I viewed Fine Line: Mental Health/Mental Illiness by Michael Nye, at the Wittliff Collections, Texas State University, in early March. The exhibition had 55 black and white portraits, which were warm toned silver prints mounted on 24" x 30" archival board, each made with an 8 x 10 view camera. There were separate audio stories (earphones were provided) for each person.
Michael Nye begins his statement with two sentences: "1. Mental illness is not caused by weakness of character. 2. Mental illness is treatable." He asks each person coming into the gallery to discard stereotypes and to listen to the stories of each of these people. Diagnosis are listed at the beginning of the exhibit, but not tied to specific people, so that we are not thinking about arbitrary labels before deciding to listen to each person. The size of the portraits along with the audio allows you to feel as if these people are sharing their life with you.
The last print shows a jury, with the audio playing a woman laughing hysterically at what I interpreted as inappropriate and absurd contact with the criminal justice system.
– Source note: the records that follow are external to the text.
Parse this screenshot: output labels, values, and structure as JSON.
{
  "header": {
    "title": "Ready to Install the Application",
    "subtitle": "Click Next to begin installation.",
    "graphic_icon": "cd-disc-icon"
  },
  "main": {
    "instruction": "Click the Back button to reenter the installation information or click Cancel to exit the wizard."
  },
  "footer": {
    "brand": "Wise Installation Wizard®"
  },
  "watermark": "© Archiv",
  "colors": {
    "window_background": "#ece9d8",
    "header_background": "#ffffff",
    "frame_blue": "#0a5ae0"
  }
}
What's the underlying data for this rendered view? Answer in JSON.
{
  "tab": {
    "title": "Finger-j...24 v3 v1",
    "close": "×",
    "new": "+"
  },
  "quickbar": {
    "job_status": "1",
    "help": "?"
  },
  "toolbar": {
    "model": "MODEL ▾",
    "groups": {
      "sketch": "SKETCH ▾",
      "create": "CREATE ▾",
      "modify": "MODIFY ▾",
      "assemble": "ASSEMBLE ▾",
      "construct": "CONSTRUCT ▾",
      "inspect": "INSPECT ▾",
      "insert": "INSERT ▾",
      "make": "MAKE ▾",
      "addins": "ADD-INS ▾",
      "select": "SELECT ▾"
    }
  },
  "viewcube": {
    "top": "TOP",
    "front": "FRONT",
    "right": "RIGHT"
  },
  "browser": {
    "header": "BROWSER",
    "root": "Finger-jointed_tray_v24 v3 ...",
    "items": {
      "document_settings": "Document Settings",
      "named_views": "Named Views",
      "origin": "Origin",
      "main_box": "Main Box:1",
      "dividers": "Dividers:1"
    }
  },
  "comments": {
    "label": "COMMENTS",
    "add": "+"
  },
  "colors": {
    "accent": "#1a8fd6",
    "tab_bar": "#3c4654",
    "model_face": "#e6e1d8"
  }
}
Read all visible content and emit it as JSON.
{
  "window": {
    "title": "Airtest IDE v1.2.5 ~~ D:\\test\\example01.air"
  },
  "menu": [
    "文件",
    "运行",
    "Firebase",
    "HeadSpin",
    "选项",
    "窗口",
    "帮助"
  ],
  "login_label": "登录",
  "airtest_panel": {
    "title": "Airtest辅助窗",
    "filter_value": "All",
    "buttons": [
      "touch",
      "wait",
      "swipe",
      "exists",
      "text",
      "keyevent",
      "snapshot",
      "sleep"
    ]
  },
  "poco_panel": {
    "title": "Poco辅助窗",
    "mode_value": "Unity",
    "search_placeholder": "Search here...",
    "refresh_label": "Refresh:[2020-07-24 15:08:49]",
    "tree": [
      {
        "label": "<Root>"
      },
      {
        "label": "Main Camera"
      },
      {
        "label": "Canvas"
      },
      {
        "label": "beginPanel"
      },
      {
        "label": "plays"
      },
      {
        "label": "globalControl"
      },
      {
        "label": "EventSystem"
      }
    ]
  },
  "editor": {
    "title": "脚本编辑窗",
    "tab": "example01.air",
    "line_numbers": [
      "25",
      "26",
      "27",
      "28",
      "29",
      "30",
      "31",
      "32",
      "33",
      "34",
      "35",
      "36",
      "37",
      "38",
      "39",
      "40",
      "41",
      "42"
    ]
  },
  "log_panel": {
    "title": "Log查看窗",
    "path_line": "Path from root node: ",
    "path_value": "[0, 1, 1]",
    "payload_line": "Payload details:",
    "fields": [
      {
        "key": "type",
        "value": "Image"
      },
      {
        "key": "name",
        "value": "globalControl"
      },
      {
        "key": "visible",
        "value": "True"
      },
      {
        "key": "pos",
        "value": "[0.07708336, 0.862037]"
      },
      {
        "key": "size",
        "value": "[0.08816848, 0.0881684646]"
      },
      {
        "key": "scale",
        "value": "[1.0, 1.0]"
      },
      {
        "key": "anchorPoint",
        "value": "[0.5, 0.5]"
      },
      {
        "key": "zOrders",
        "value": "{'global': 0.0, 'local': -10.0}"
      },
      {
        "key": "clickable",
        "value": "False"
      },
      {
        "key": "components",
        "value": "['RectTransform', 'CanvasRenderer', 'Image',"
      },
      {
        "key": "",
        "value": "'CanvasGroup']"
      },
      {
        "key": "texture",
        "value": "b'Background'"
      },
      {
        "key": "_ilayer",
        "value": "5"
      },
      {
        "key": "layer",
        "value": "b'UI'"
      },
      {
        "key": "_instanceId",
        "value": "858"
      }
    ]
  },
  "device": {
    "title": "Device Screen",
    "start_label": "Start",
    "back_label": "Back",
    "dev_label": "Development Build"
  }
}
The courts seem to be the last resort for many with mental illnesses. One realizes after listening to the audio stories that these people do not belong in jail; they seem like people we know. If they end up in jail, perhaps it is because they do not have the right health insurance (some kicks in only in emergency situations), cannot find the right hospital for treatment, have no access to medications, no effective supervision, or are homeless.
I thought the exhibit was very effective at helping to remove the stigma surrounding mental illness. It got the point across that we would be better off trying to proactively provide access to care for these people who are so much like us, instead of waiting until it is too late, disaster has struck, and the only thing that can be done is to involve the police and courts.